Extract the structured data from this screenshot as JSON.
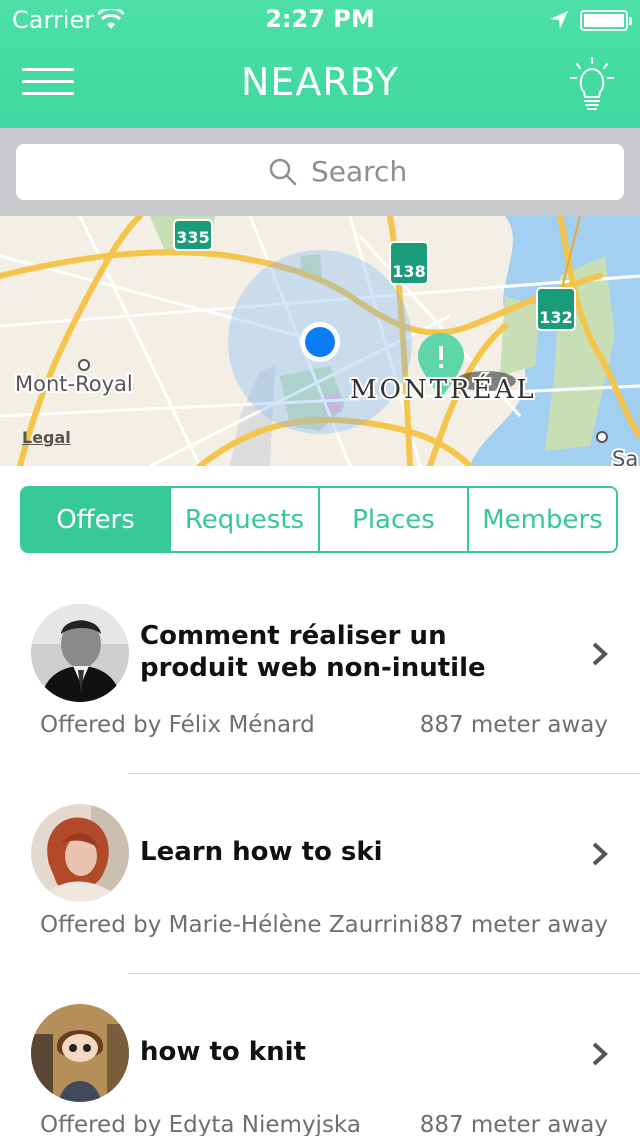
{
  "status_bar": {
    "carrier": "Carrier",
    "time": "2:27 PM"
  },
  "nav": {
    "title": "NEARBY",
    "left_icon": "menu-icon",
    "right_icon": "lightbulb-icon"
  },
  "search": {
    "placeholder": "Search"
  },
  "map": {
    "labels": {
      "mont_royal": "Mont-Royal",
      "montreal": "MONTRÉAL",
      "sa": "Sa",
      "legal": "Legal"
    },
    "route_shields": [
      "335",
      "138",
      "132"
    ]
  },
  "tabs": [
    {
      "label": "Offers",
      "active": true
    },
    {
      "label": "Requests",
      "active": false
    },
    {
      "label": "Places",
      "active": false
    },
    {
      "label": "Members",
      "active": false
    }
  ],
  "offers": [
    {
      "title": "Comment réaliser un produit web non-inutile",
      "offered_by": "Offered by Félix Ménard",
      "distance": "887 meter away"
    },
    {
      "title": "Learn how to ski",
      "offered_by": "Offered by Marie-Hélène Zaurrini",
      "distance": "887 meter away"
    },
    {
      "title": "how to knit",
      "offered_by": "Offered by Edyta Niemyjska",
      "distance": "887 meter away"
    }
  ],
  "colors": {
    "accent": "#3fd6a1",
    "segment": "#36c997",
    "search_bg": "#c9cacd"
  }
}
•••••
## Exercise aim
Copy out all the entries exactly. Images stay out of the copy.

## Solution to the problem
Extract the structured data from this screenshot as JSON.
{
  "status_bar": {
    "carrier": "Carrier",
    "time": "2:27 PM"
  },
  "nav": {
    "title": "NEARBY",
    "left_icon": "menu-icon",
    "right_icon": "lightbulb-icon"
  },
  "search": {
    "placeholder": "Search"
  },
  "map": {
    "labels": {
      "mont_royal": "Mont-Royal",
      "montreal": "MONTRÉAL",
      "sa": "Sa",
      "legal": "Legal"
    },
    "route_shields": [
      "335",
      "138",
      "132"
    ]
  },
  "tabs": [
    {
      "label": "Offers",
      "active": true
    },
    {
      "label": "Requests",
      "active": false
    },
    {
      "label": "Places",
      "active": false
    },
    {
      "label": "Members",
      "active": false
    }
  ],
  "offers": [
    {
      "title": "Comment réaliser un produit web non-inutile",
      "offered_by": "Offered by Félix Ménard",
      "distance": "887 meter away"
    },
    {
      "title": "Learn how to ski",
      "offered_by": "Offered by Marie-Hélène Zaurrini",
      "distance": "887 meter away"
    },
    {
      "title": "how to knit",
      "offered_by": "Offered by Edyta Niemyjska",
      "distance": "887 meter away"
    }
  ],
  "colors": {
    "accent": "#3fd6a1",
    "segment": "#36c997",
    "search_bg": "#c9cacd"
  }
}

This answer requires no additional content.